» **Task statement**
Select the lines of the records containing the word "true" and list them.

++++ Listed entries

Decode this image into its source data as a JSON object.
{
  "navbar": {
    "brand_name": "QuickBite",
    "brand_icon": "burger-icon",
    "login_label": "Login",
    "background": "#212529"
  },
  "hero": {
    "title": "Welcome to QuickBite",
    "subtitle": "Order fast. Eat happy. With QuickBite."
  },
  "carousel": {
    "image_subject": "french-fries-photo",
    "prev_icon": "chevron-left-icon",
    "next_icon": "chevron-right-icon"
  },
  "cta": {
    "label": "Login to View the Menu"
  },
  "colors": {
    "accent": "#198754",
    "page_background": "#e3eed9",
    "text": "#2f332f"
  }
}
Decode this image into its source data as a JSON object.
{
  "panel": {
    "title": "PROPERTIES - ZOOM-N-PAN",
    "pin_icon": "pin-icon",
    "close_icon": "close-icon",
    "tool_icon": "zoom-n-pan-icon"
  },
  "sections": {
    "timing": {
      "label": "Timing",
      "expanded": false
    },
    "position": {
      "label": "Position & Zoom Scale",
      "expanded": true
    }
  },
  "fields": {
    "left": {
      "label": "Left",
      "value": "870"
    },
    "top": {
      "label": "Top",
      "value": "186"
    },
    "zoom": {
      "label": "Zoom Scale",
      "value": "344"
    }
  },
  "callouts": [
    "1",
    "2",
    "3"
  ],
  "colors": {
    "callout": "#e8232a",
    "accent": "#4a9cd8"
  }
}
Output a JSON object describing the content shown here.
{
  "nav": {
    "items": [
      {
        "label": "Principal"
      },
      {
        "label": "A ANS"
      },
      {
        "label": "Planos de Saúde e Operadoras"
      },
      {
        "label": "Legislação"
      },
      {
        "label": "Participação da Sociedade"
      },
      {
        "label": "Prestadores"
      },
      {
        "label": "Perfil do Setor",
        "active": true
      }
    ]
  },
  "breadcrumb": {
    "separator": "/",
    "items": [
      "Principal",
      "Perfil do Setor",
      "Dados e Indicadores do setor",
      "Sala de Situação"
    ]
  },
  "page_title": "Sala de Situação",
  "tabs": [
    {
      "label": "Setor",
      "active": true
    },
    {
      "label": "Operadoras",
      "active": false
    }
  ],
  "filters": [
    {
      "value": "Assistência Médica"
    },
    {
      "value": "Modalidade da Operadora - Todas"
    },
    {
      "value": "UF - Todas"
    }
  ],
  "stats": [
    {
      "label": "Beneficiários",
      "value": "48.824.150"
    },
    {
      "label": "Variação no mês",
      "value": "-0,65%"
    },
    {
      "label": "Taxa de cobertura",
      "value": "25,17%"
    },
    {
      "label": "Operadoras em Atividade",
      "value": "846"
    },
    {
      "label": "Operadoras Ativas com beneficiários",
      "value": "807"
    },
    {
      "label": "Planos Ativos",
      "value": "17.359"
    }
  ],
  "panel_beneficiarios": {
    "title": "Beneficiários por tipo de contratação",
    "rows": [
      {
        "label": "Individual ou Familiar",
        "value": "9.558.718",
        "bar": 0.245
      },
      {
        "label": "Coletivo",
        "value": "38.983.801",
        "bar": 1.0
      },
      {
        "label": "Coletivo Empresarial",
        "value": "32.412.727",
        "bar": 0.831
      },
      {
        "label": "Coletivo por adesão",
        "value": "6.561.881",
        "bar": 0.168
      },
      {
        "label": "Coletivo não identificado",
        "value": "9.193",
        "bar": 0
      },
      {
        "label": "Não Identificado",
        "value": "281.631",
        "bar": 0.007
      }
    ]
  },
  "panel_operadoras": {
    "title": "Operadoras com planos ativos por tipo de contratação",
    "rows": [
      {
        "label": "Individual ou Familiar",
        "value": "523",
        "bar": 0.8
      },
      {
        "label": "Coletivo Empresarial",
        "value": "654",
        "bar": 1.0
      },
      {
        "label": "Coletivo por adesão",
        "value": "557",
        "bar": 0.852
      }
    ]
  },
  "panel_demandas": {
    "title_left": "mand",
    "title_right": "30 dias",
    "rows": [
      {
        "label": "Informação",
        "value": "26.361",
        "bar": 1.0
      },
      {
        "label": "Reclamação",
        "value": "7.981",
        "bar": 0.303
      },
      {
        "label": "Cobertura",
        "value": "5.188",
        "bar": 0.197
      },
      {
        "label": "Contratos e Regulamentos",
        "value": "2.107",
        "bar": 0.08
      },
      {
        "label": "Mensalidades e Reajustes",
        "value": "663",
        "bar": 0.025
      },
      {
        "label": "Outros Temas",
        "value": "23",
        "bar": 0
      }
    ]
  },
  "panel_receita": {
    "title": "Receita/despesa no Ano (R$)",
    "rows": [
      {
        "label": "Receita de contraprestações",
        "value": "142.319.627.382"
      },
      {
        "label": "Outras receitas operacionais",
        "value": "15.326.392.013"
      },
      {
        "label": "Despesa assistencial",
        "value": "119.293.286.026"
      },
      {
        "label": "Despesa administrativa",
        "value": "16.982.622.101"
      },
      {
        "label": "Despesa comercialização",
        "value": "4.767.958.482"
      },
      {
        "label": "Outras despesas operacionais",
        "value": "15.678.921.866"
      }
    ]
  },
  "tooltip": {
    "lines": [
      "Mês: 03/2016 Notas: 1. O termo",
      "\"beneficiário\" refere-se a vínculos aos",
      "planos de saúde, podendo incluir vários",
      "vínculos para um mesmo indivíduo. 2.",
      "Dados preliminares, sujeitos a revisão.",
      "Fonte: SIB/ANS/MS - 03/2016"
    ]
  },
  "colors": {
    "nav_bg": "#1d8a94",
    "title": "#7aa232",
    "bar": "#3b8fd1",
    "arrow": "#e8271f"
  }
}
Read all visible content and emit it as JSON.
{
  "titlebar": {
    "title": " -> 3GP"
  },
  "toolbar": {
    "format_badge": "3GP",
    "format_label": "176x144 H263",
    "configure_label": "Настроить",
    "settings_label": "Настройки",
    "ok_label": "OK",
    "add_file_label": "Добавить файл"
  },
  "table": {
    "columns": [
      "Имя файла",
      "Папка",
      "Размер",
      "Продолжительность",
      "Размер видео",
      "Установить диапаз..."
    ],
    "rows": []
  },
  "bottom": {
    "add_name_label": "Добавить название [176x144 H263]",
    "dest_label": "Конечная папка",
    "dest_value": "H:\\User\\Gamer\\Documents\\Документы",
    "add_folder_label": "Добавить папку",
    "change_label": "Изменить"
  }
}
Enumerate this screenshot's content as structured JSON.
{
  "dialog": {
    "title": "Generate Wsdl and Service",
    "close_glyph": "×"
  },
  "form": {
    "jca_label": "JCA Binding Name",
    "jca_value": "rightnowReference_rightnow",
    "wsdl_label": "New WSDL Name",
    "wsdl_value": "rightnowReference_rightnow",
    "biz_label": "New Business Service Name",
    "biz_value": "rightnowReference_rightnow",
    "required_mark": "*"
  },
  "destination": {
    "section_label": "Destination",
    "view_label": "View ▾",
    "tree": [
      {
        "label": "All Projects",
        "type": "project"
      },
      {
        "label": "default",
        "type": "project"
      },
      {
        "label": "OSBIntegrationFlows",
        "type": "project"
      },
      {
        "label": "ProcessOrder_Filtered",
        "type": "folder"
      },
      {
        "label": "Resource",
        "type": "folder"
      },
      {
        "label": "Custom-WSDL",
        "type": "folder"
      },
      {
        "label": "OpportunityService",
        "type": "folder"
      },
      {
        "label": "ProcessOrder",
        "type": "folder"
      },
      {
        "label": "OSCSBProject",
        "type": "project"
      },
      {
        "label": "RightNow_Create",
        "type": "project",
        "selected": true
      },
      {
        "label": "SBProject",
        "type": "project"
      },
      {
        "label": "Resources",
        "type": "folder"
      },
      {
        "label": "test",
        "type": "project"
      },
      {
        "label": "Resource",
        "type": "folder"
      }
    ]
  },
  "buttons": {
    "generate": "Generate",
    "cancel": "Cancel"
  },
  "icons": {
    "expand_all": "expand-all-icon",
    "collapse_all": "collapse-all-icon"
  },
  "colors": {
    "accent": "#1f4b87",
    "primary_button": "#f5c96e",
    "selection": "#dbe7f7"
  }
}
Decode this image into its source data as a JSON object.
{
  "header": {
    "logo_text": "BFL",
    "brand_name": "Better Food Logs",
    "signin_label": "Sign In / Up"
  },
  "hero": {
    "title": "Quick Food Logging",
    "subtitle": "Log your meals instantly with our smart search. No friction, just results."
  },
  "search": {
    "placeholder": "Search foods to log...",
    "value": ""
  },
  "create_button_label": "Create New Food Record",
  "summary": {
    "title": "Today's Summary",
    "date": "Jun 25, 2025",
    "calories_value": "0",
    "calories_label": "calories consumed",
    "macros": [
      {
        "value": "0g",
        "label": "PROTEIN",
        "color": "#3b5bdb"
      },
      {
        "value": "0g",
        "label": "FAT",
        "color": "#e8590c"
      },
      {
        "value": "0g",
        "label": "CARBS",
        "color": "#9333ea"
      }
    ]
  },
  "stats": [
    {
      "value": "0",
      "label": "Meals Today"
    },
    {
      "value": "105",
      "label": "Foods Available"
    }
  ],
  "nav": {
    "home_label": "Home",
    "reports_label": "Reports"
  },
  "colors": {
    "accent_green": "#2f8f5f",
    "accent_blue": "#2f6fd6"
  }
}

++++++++

» **Answer to this problem**
      "expanded": true
        "active": true
      "active": true
        "selected": true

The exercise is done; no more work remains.